WHAT YOU WILL DO – For each line in the records, produce an exact copy.

GIVEN INFORMATION –
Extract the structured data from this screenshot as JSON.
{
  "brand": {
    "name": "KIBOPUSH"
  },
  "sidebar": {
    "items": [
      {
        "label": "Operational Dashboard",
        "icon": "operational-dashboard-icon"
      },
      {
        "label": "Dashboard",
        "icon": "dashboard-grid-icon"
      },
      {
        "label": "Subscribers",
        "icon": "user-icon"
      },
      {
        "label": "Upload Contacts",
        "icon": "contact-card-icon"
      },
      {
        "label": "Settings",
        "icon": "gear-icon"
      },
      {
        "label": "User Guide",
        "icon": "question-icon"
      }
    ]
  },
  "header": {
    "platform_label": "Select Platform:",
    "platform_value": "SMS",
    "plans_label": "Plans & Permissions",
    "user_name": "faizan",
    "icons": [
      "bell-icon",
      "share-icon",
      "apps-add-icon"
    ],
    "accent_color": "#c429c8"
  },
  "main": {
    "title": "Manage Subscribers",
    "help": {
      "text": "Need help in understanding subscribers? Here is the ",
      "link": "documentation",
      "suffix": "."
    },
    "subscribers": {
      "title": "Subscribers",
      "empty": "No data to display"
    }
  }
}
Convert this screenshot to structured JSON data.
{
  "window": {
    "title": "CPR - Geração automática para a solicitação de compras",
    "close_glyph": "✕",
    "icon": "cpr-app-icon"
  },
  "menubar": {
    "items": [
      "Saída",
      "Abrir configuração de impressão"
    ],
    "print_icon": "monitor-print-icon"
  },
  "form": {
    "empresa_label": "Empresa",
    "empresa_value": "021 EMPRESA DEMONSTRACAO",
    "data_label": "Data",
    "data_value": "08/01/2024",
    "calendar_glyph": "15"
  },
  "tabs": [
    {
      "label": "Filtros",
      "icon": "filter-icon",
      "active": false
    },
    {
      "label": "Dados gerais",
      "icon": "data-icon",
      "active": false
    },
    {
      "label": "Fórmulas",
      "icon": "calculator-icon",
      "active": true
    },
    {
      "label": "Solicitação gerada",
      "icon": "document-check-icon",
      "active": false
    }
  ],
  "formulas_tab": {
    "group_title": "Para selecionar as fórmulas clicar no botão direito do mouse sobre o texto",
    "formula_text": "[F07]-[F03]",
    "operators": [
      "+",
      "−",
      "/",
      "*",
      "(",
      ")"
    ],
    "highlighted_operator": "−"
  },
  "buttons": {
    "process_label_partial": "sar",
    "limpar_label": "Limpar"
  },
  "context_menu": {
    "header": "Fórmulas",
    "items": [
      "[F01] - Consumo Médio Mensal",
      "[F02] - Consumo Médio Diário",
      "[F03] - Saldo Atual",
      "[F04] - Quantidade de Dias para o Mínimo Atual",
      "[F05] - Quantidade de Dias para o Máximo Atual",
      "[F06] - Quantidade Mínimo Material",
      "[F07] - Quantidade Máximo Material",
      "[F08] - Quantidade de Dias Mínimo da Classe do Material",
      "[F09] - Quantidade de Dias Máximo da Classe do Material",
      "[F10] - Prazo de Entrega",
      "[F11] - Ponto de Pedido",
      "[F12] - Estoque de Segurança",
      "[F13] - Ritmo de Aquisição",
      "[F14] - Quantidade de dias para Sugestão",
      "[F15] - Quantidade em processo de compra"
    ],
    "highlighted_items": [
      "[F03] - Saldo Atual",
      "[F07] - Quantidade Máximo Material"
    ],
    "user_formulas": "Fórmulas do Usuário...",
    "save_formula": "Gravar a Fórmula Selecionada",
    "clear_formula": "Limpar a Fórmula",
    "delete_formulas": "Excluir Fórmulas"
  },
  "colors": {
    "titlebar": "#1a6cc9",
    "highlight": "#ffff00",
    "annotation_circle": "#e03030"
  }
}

SOLVED PROBLEM –
Extract the structured data from this screenshot as JSON.
{
  "brand": {
    "name": "KIBOPUSH"
  },
  "sidebar": {
    "items": [
      {
        "label": "Operational Dashboard",
        "icon": "operational-dashboard-icon"
      },
      {
        "label": "Dashboard",
        "icon": "dashboard-grid-icon"
      },
      {
        "label": "Subscribers",
        "icon": "user-icon"
      },
      {
        "label": "Upload Contacts",
        "icon": "contact-card-icon"
      },
      {
        "label": "Settings",
        "icon": "gear-icon"
      },
      {
        "label": "User Guide",
        "icon": "question-icon"
      }
    ]
  },
  "header": {
    "platform_label": "Select Platform:",
    "platform_value": "SMS",
    "plans_label": "Plans & Permissions",
    "user_name": "faizan",
    "icons": [
      "bell-icon",
      "share-icon",
      "apps-add-icon"
    ],
    "accent_color": "#c429c8"
  },
  "main": {
    "title": "Manage Subscribers",
    "help": {
      "text": "Need help in understanding subscribers? Here is the ",
      "link": "documentation",
      "suffix": "."
    },
    "subscribers": {
      "title": "Subscribers",
      "empty": "No data to display"
    }
  }
}
Convert this screenshot to structured JSON data.
{
  "window": {
    "title": "CPR - Geração automática para a solicitação de compras",
    "close_glyph": "✕",
    "icon": "cpr-app-icon"
  },
  "menubar": {
    "items": [
      "Saída",
      "Abrir configuração de impressão"
    ],
    "print_icon": "monitor-print-icon"
  },
  "form": {
    "empresa_label": "Empresa",
    "empresa_value": "021 EMPRESA DEMONSTRACAO",
    "data_label": "Data",
    "data_value": "08/01/2024",
    "calendar_glyph": "15"
  },
  "tabs": [
    {
      "label": "Filtros",
      "icon": "filter-icon",
      "active": false
    },
    {
      "label": "Dados gerais",
      "icon": "data-icon",
      "active": false
    },
    {
      "label": "Fórmulas",
      "icon": "calculator-icon",
      "active": true
    },
    {
      "label": "Solicitação gerada",
      "icon": "document-check-icon",
      "active": false
    }
  ],
  "formulas_tab": {
    "group_title": "Para selecionar as fórmulas clicar no botão direito do mouse sobre o texto",
    "formula_text": "[F07]-[F03]",
    "operators": [
      "+",
      "−",
      "/",
      "*",
      "(",
      ")"
    ],
    "highlighted_operator": "−"
  },
  "buttons": {
    "process_label_partial": "sar",
    "limpar_label": "Limpar"
  },
  "context_menu": {
    "header": "Fórmulas",
    "items": [
      "[F01] - Consumo Médio Mensal",
      "[F02] - Consumo Médio Diário",
      "[F03] - Saldo Atual",
      "[F04] - Quantidade de Dias para o Mínimo Atual",
      "[F05] - Quantidade de Dias para o Máximo Atual",
      "[F06] - Quantidade Mínimo Material",
      "[F07] - Quantidade Máximo Material",
      "[F08] - Quantidade de Dias Mínimo da Classe do Material",
      "[F09] - Quantidade de Dias Máximo da Classe do Material",
      "[F10] - Prazo de Entrega",
      "[F11] - Ponto de Pedido",
      "[F12] - Estoque de Segurança",
      "[F13] - Ritmo de Aquisição",
      "[F14] - Quantidade de dias para Sugestão",
      "[F15] - Quantidade em processo de compra"
    ],
    "highlighted_items": [
      "[F03] - Saldo Atual",
      "[F07] - Quantidade Máximo Material"
    ],
    "user_formulas": "Fórmulas do Usuário...",
    "save_formula": "Gravar a Fórmula Selecionada",
    "clear_formula": "Limpar a Fórmula",
    "delete_formulas": "Excluir Fórmulas"
  },
  "colors": {
    "titlebar": "#1a6cc9",
    "highlight": "#ffff00",
    "annotation_circle": "#e03030"
  }
}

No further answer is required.